Risk Management: Bridging Policies and Procedures - Fundamental Security Concepts
Designing security architectures is not so difficult, providing you have a good road map. Policies and procedures within the organization are that road map to effective and efficient security designs. Risk Management is the bridge between the two. One huge element in the risk management process is determining the security return on investment (ROI). As the Security Manager for your firm, how do you justify security spending for firewalls, intrusion prevention systems, content filters, two-factor authentication systems, and so forth to business managers? Many managers see security spending as red ink on the ledger. In today's business environment, companies want or demand an ROI. This white paper discusses risk management as a key process in designing security architectures, including a better way for security managers to approach the security ROI issue.
Bernie L. Dixon
Bernie L. Dixon is a Certified Information Systems Security Professional (CISSP) and System Security Certified Practitioner (SSCP). He has over 30 years experience in the field of computer and network security, including cryptography. Bernie served 25 years in the United States Air Force, where his responsibilities included analyzing and resolving communications and computer security-related problems. Upon retirement, Bernie became the Manager of Information Protection for AT&T Technical Services in San Antonio, TX, where he was responsible for communications-computer security. After 3 years, he served as the Director of System Security for Access Research Corporation. Bernie started his own company in November 1997 and has done network security consulting for companies like TRW, Unisys, Ascend (now Lucent), Department of the Treasury, Department of the Air Force, and NSA. He wrote two security courses for Global Knowledge titled Designing Security Architectures and Check Point NGX CCSA/CCSE.

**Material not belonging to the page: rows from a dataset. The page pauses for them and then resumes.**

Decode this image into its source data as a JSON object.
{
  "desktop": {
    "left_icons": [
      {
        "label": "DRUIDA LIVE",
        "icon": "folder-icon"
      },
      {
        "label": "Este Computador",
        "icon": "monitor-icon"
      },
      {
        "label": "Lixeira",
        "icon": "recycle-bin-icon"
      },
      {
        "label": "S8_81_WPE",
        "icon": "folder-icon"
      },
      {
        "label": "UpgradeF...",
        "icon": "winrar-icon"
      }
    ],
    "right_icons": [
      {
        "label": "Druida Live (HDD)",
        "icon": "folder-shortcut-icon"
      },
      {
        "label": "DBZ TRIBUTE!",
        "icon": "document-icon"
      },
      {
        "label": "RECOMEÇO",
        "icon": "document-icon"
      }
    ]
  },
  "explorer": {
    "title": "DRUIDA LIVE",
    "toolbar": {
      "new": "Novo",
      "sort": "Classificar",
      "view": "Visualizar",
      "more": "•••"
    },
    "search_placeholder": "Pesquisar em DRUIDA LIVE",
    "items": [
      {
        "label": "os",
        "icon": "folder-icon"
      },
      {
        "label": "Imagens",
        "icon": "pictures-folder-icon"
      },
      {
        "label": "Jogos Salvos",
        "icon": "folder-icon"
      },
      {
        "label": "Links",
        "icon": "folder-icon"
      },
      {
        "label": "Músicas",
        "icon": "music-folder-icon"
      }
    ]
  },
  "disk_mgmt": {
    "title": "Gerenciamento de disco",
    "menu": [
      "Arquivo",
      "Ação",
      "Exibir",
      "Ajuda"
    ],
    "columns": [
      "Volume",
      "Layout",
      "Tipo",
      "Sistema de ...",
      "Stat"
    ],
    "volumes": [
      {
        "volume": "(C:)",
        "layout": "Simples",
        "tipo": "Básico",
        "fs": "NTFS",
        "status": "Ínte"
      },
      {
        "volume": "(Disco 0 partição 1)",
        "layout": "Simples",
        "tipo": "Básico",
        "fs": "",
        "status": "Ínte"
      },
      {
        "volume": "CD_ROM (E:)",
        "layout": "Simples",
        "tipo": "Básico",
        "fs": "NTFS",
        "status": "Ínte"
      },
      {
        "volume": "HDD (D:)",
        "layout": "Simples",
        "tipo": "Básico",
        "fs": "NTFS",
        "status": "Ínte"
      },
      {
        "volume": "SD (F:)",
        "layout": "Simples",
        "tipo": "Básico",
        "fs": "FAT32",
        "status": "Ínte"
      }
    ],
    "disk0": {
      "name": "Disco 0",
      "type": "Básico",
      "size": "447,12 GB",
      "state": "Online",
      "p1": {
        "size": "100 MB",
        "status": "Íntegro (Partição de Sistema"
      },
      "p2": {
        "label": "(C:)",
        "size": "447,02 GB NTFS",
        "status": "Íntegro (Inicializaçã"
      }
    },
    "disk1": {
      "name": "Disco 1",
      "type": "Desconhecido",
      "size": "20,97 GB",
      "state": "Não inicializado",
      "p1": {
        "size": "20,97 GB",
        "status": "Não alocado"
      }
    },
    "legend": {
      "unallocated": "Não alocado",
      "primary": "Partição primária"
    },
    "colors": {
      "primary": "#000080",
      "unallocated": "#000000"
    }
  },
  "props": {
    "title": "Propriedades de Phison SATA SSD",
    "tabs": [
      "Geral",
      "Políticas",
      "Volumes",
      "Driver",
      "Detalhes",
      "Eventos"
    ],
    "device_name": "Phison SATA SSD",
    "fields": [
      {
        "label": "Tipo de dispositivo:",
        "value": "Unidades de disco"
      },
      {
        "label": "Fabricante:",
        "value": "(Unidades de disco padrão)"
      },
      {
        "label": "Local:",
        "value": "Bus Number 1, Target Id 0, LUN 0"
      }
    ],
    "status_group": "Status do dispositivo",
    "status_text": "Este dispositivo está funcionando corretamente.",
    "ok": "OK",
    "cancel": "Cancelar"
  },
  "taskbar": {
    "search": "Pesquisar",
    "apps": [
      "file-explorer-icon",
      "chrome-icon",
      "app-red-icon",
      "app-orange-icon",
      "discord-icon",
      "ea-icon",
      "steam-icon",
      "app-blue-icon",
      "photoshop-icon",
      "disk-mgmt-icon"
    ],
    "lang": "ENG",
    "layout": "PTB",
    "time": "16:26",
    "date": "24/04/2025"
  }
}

- Global Knowledge
- 10 Dec 2008
- 11 Oct 2008
- 6 Page(s)
- White Paper